Israel is a ‘first-world’ country with excellent infrastructure, well-ordered streets and high quality hospitals. There are no exotic diseases to worry about, although West Nile virus (spread by infected mosquitoes) and HIV/AIDS are concerns. Mosquitoes are most prolific in the summer months when the wearing of mosquito repellent is a must. It is best to avoid East Jerusalem and driving at night.
Israelis are hospitable people and welcoming of visitors. It is best to avoid political and religious talk, especially around Jerusalem. Also avoid West Bank areas and mixing with activists or joining protests. Dressing conservatively when visiting religious sites (Jerusalem Old City and Nazareth in particular) is a given.
Visas for Israel
UK nationals, and citizens of most of the rest of the EU, can visit visa-free for three months. Visitors from the US and Canada, as well as from Australia and New Zealand, can also visit for 90 days. Have a return ticket and be sure your passport is valid for six months beyond your exit date.
Israel is on 240V/50Hz. Plug sockets are of the round, three-pin type of similar configuration to the standard European two-pin. UK travellers will need an adaptor, while US travellers will need a converter. iPhone chargers run on any voltage.
Businesses: 08:30 to 19:00, Sunday to Thursday
Government offices: 08:30 to 19:00, Sunday to Thursday
Shops: 09:30 to 21:00, daily
Banks: 08:30 to 12:30, 16:00 to 17:30, Sunday, Tuesday and Thursday, 08:30 to 12:30, Monday and Wednesday, 08:30 to 12:00, Friday, lunch is usually from 13:00 to 16:00
Shalom - Hello
Rav todot – Thank you
Ey foe… ? – Where is… ?
Bevakasha - Please
Kama ze ole? – How much is this?
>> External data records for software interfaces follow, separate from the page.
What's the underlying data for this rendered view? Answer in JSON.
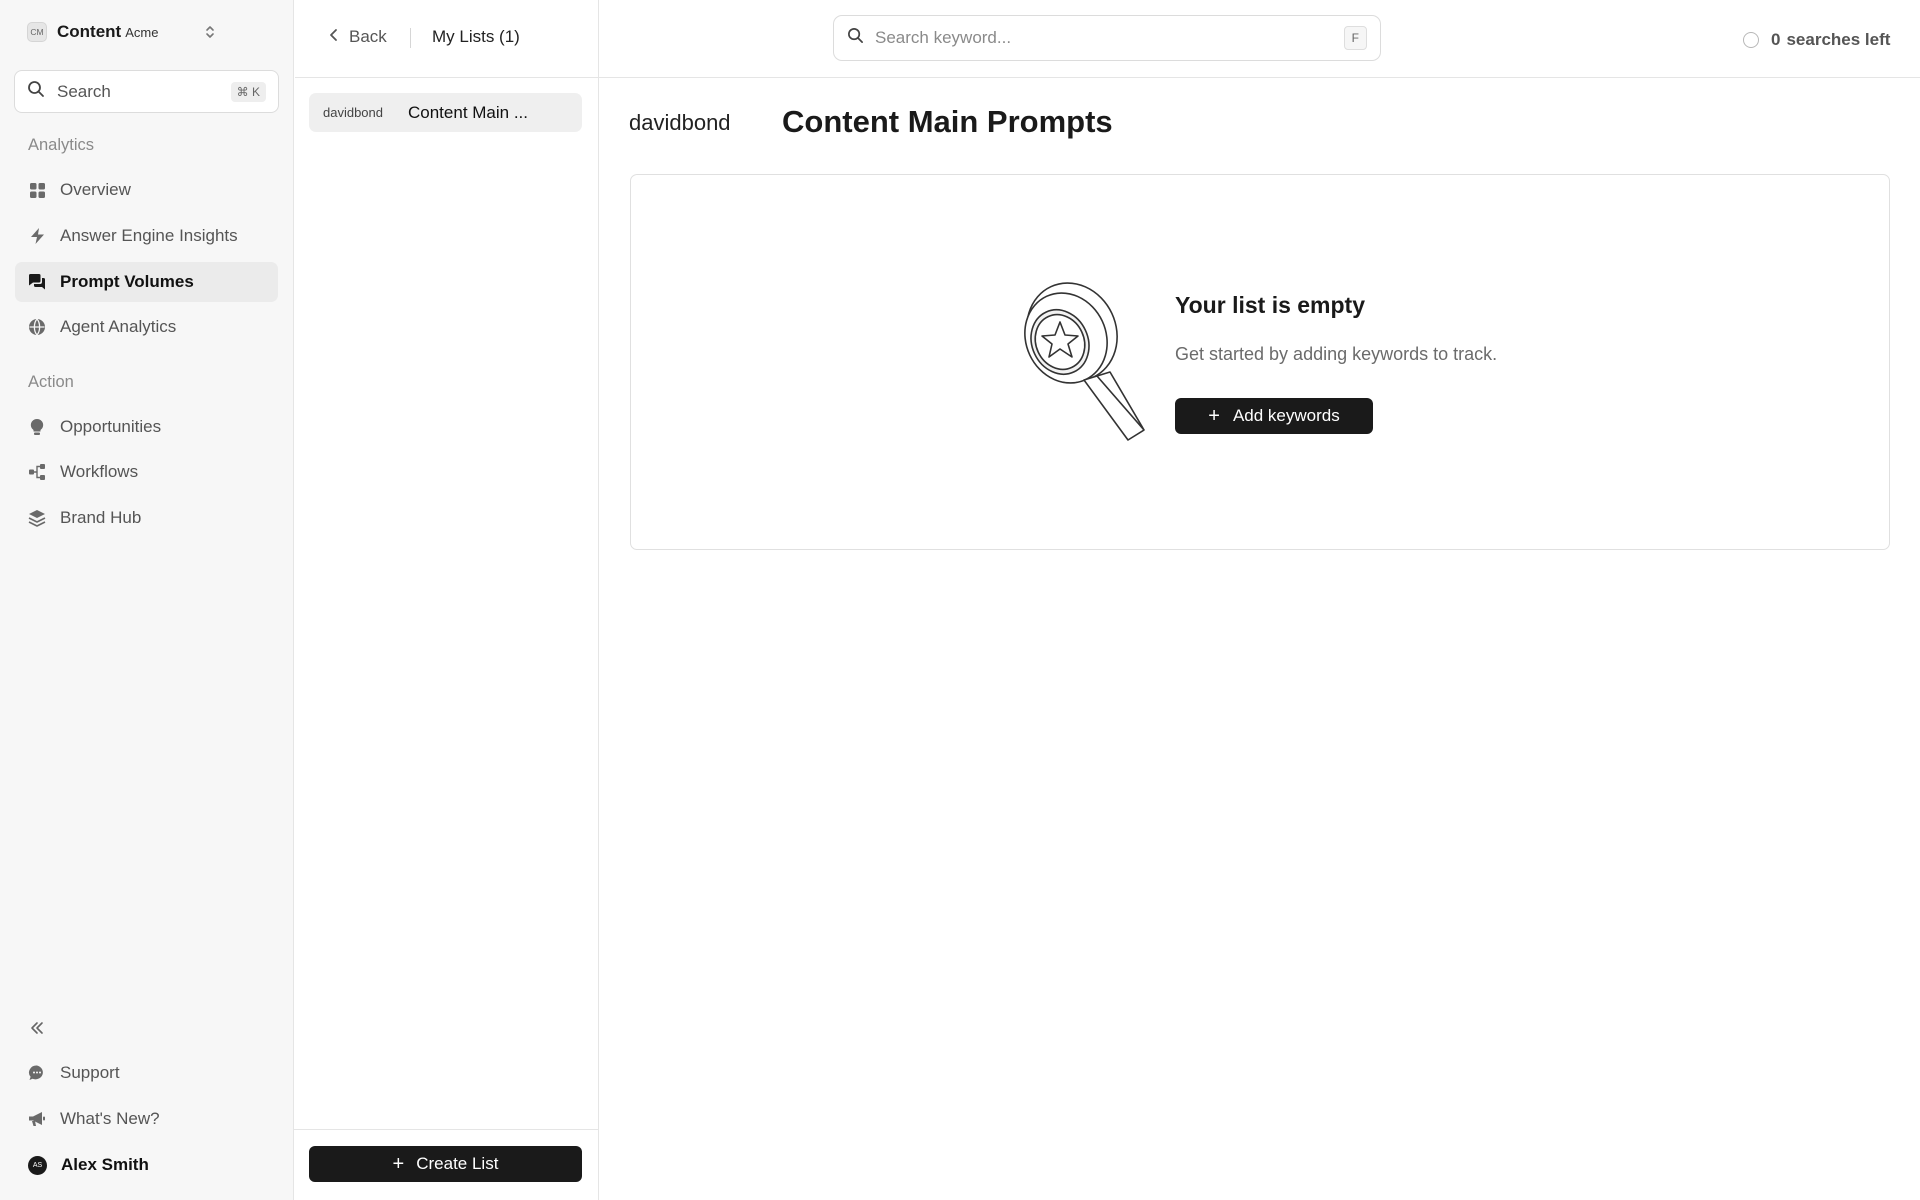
{
  "workspace": {
    "badge": "CM",
    "name": "Content",
    "org": "Acme"
  },
  "sidebar": {
    "search_label": "Search",
    "search_shortcut": "⌘ K",
    "sections": [
      {
        "label": "Analytics",
        "items": [
          {
            "label": "Overview",
            "icon": "grid-icon"
          },
          {
            "label": "Answer Engine Insights",
            "icon": "lightning-icon"
          },
          {
            "label": "Prompt Volumes",
            "icon": "chat-bubbles-icon",
            "active": true
          },
          {
            "label": "Agent Analytics",
            "icon": "globe-icon"
          }
        ]
      },
      {
        "label": "Action",
        "items": [
          {
            "label": "Opportunities",
            "icon": "lightbulb-icon"
          },
          {
            "label": "Workflows",
            "icon": "workflow-icon"
          },
          {
            "label": "Brand Hub",
            "icon": "layers-icon"
          }
        ]
      }
    ],
    "footer": [
      {
        "label": "Support",
        "icon": "chat-icon"
      },
      {
        "label": "What's New?",
        "icon": "megaphone-icon"
      },
      {
        "label": "Alex Smith",
        "icon": "avatar",
        "avatar_initials": "AS"
      }
    ]
  },
  "header": {
    "back_label": "Back",
    "my_lists_label": "My Lists (1)",
    "search_placeholder": "Search keyword...",
    "search_shortcut": "F",
    "searches_left_count": "0",
    "searches_left_label": "searches left"
  },
  "lists": [
    {
      "owner": "davidbond",
      "name": "Content Main ..."
    }
  ],
  "create_list_label": "Create List",
  "detail": {
    "owner": "davidbond",
    "title": "Content Main Prompts",
    "empty_title": "Your list is empty",
    "empty_subtitle": "Get started by adding keywords to track.",
    "add_keywords_label": "Add keywords"
  }
}
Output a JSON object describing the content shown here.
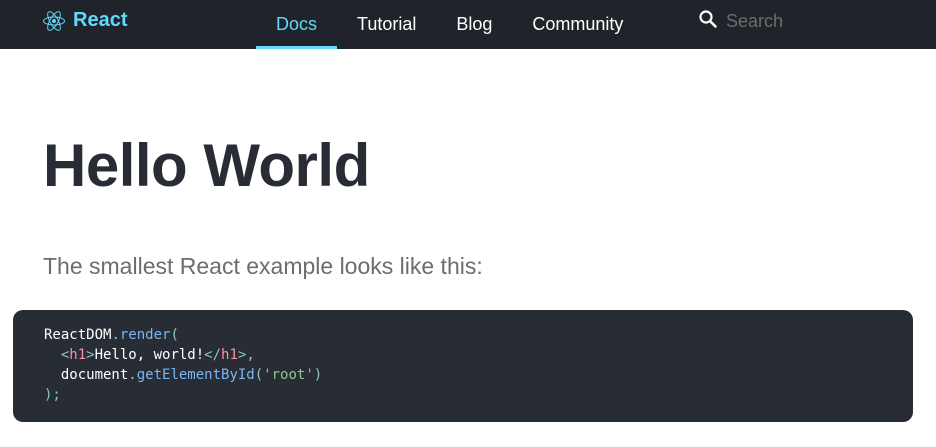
{
  "colors": {
    "nav_bg": "#20232a",
    "accent": "#61dafb",
    "title": "#282c34",
    "intro_text": "#6d6d6d",
    "code_bg": "#282c34"
  },
  "brand": {
    "name": "React",
    "icon": "react-logo-icon"
  },
  "nav": {
    "items": [
      {
        "label": "Docs",
        "active": true
      },
      {
        "label": "Tutorial",
        "active": false
      },
      {
        "label": "Blog",
        "active": false
      },
      {
        "label": "Community",
        "active": false
      }
    ]
  },
  "search": {
    "placeholder": "Search",
    "value": "",
    "icon": "search-icon"
  },
  "main": {
    "title": "Hello World",
    "intro": "The smallest React example looks like this:"
  },
  "code": {
    "line1": {
      "obj": "ReactDOM",
      "dot": ".",
      "fn": "render",
      "open": "("
    },
    "line2": {
      "indent": "  ",
      "lt": "<",
      "tag": "h1",
      "gt": ">",
      "text": "Hello, world!",
      "lt_close": "</",
      "tag_close": "h1",
      "gt_close": ">",
      "comma": ","
    },
    "line3": {
      "indent": "  ",
      "obj": "document",
      "dot": ".",
      "fn": "getElementById",
      "open": "(",
      "arg": "'root'",
      "close": ")"
    },
    "line4": {
      "close": ");"
    }
  }
}
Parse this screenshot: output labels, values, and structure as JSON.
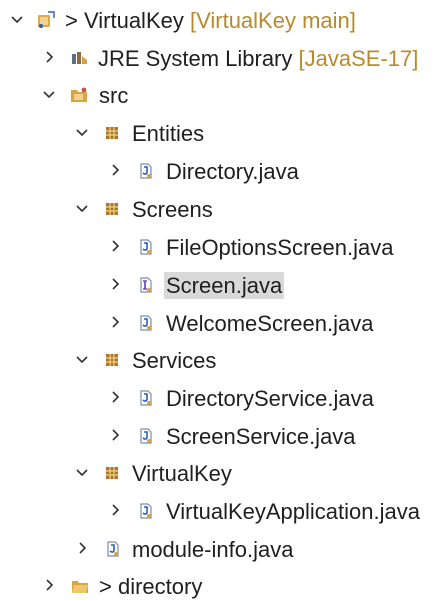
{
  "tree": {
    "project": {
      "label": "VirtualKey",
      "repo_prefix": ">",
      "decoration": "[VirtualKey main]"
    },
    "jre": {
      "label": "JRE System Library",
      "decoration": "[JavaSE-17]"
    },
    "src": {
      "label": "src"
    },
    "packages": {
      "entities": {
        "label": "Entities",
        "files": [
          "Directory.java"
        ]
      },
      "screens": {
        "label": "Screens",
        "files": [
          "FileOptionsScreen.java",
          "Screen.java",
          "WelcomeScreen.java"
        ]
      },
      "services": {
        "label": "Services",
        "files": [
          "DirectoryService.java",
          "ScreenService.java"
        ]
      },
      "virtualkey": {
        "label": "VirtualKey",
        "files": [
          "VirtualKeyApplication.java"
        ]
      }
    },
    "module_info": {
      "label": "module-info.java"
    },
    "directory": {
      "label": "directory",
      "prefix": ">"
    }
  },
  "icons": {
    "expanded": "chevron-down-icon",
    "collapsed": "chevron-right-icon",
    "project": "java-project-icon",
    "library": "library-icon",
    "source_folder": "source-folder-icon",
    "package": "package-icon",
    "java_file": "java-file-icon",
    "folder": "folder-icon"
  },
  "colors": {
    "decoration": "#b88a2d",
    "selection": "#d9d9d9",
    "text": "#1f1f1f",
    "java_file": "#2d5db7",
    "package": "#9b6a1b"
  }
}
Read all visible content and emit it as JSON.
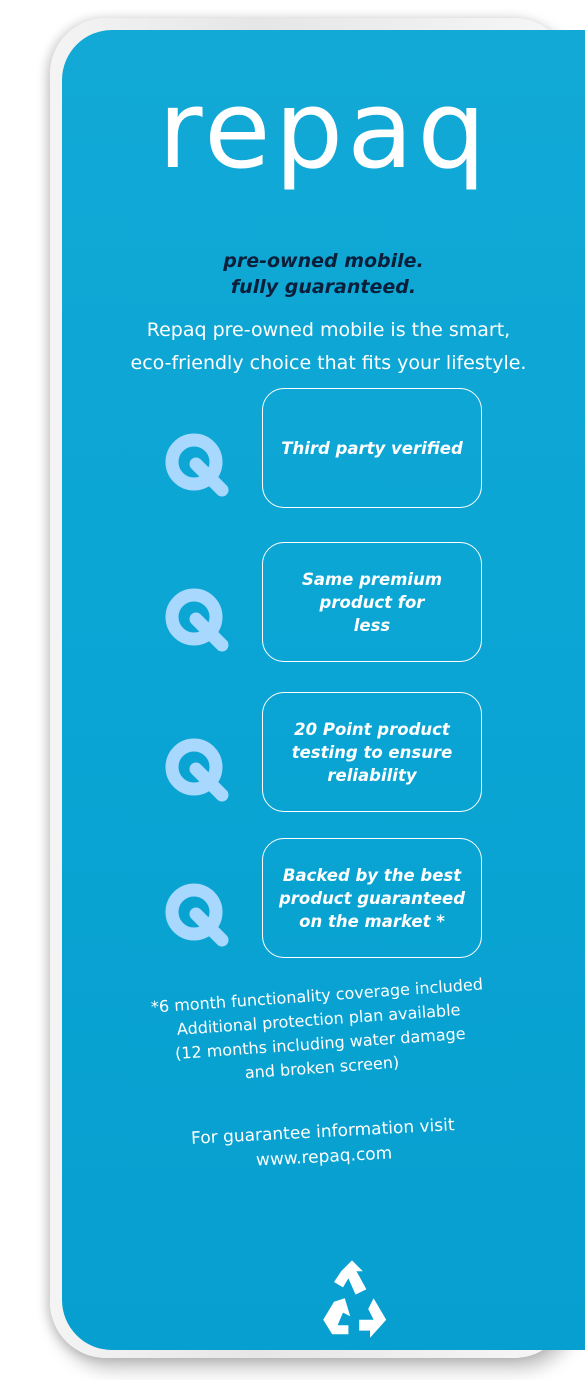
{
  "brand": {
    "logo_text": "repaq",
    "colors": {
      "panel": "#0aa5d4",
      "tagline": "#0a1f3a",
      "icon": "#a9d8ff",
      "text": "#ffffff"
    }
  },
  "tagline": {
    "line1": "pre-owned mobile.",
    "line2": "fully guaranteed."
  },
  "intro": {
    "line1": "Repaq pre-owned mobile is the smart,",
    "line2": "eco-friendly choice that fits your lifestyle."
  },
  "features": [
    {
      "icon": "repaq-q-icon",
      "text": "Third party verified"
    },
    {
      "icon": "repaq-q-icon",
      "text": "Same premium\nproduct for\nless"
    },
    {
      "icon": "repaq-q-icon",
      "text": "20 Point product\ntesting to ensure\nreliability"
    },
    {
      "icon": "repaq-q-icon",
      "text": "Backed by the best\nproduct guaranteed\non the market *"
    }
  ],
  "footnote": "*6 month functionality coverage included\nAdditional protection plan available\n(12 months including water damage\nand broken screen)",
  "visit": "For guarantee information visit\nwww.repaq.com",
  "footer_icon": "recycle-icon"
}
Ata medaber anglit? - Do you speak English?
Ani lo mevinah (female), ani lo mevin (male) – I don't understand
Ken/lo – Yes/no
Slicha - Sorry